Earlier this year, the staff of YWAM Turner Valley were challenged to read George Müller’s autobiography. His willingness to run the ministries he did without fundraising or even advertising his needs led Helen and I to seek God about how to approach the funds needed for our time participating in the Titus Project in Tijuana this Fall. We felt God wanted us to trust in a similar way and not pursue any big fundraising, or even advertise our needs in the same fashion as we did last summer. At first glance, this can seem like Helen and I are just being lazy, but actually I think I’ve spent more energy trusting God this summer than I did last summer. God has been faithful to provide as we were faithful to walk forward in pursuing Titus. Actually, our whole journey around the needs for this trip has been one of trust. With Tijuana being a new location for Titus Project, costs have been unclear and we have thought at times that we would need up to $10,000 for this Fall (including a trip to Ontario to connect with family, friends, and supporters). As the details have come more fully into view, it seems that our time with Titus will be less expensive than we dared hope (though if I’m honest, I am still unsure how much it is all going to cost, but Helen has a rough idea which is all that matters). Additionally, we have received funds from places we would have never thought we would. It started with our Leadership Team deciding to put financial support behind their words of affirmation around us bringing Titus to Turner Valley. We started to receive other gifts, but I started to doubt we would have enough money in time to book multiple flights we needed, without having to pay ridiculous prices. After my deadline had past, God met His own deadline in the form of a large donation from a faithful supporter and friend. This allowed us to look for flights and amazingly, find a flight to Ontario that was cheaper than any Helen and I have ever booked in our six years of marriage. I was completely blown away and in my own way, understood the gratitude Müller continuously expressed in his autobiography. Since then, we have received support from our local church and its members. We’ve only been part of this church for two years, but in total, they have contributed several thousand dollars towards our work this Fall. I do not tell you that to brag about the church, but to boast in the Spirit of God who inspired each person to give.

When Helen and I began working with YWAM we decided we would go and do whatever God asked, but never by going into debt. I was more than willing to go somewhere not knowing how we would take care of ourselves once there, but I wasn’t going to put the flight on a credit card. Personally, I just did not see God encouraging that in Scripture. Faithful God has allowed us to live up to that standard, and even though we do not have all the funds we need to completely pay for our time in Mexico, we have enough to get there and see what God does to finish providing.

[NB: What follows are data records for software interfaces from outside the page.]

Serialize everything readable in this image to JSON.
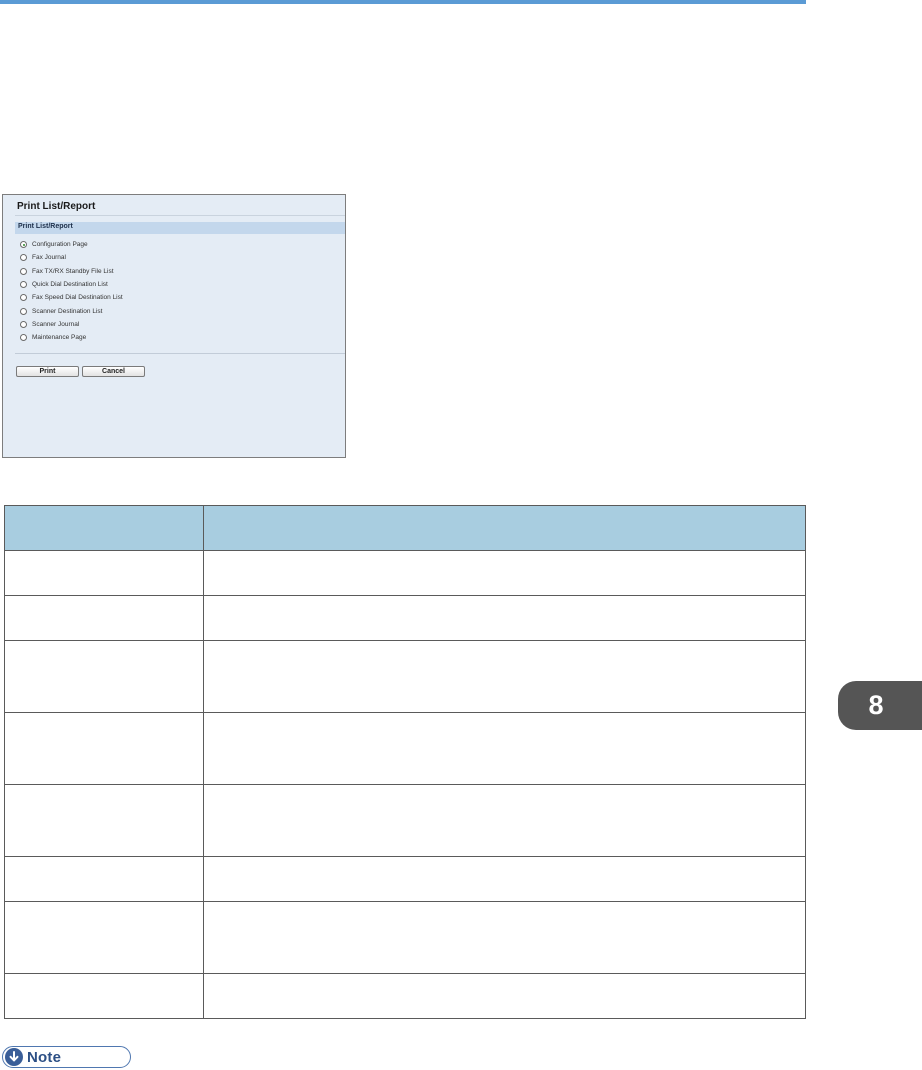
{
  "panel": {
    "title": "Print List/Report",
    "section_label": "Print List/Report",
    "options": [
      {
        "label": "Configuration Page",
        "selected": true
      },
      {
        "label": "Fax Journal",
        "selected": false
      },
      {
        "label": "Fax TX/RX Standby File List",
        "selected": false
      },
      {
        "label": "Quick Dial Destination List",
        "selected": false
      },
      {
        "label": "Fax Speed Dial Destination List",
        "selected": false
      },
      {
        "label": "Scanner Destination List",
        "selected": false
      },
      {
        "label": "Scanner Journal",
        "selected": false
      },
      {
        "label": "Maintenance Page",
        "selected": false
      }
    ],
    "print_label": "Print",
    "cancel_label": "Cancel"
  },
  "table": {
    "headers": [
      "",
      ""
    ],
    "rows": [
      [
        "",
        ""
      ],
      [
        "",
        ""
      ],
      [
        "",
        ""
      ],
      [
        "",
        ""
      ],
      [
        "",
        ""
      ],
      [
        "",
        ""
      ],
      [
        "",
        ""
      ],
      [
        "",
        ""
      ]
    ]
  },
  "chapter_tab": "8",
  "note_label": "Note",
  "colors": {
    "accent": "#5b9bd5",
    "table_header": "#a8cde0",
    "panel_bg": "#e4ecf5",
    "chapter_tab": "#555555",
    "note": "#3a5e98"
  }
}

I am nervous about this reality if I am honest, but I am also excited to see what God is going to do after all He has done to get us this far.

I hope reading this will encourage you in the way that reading about George Müller built my faith earlier this year. I will say by way of final encouragement that while God’s call for you to trust Him may not look the same as the way we are trusting Him at this time in our lives, God who is providing for us is the same generous Father who cares for you and longs for you to trust him.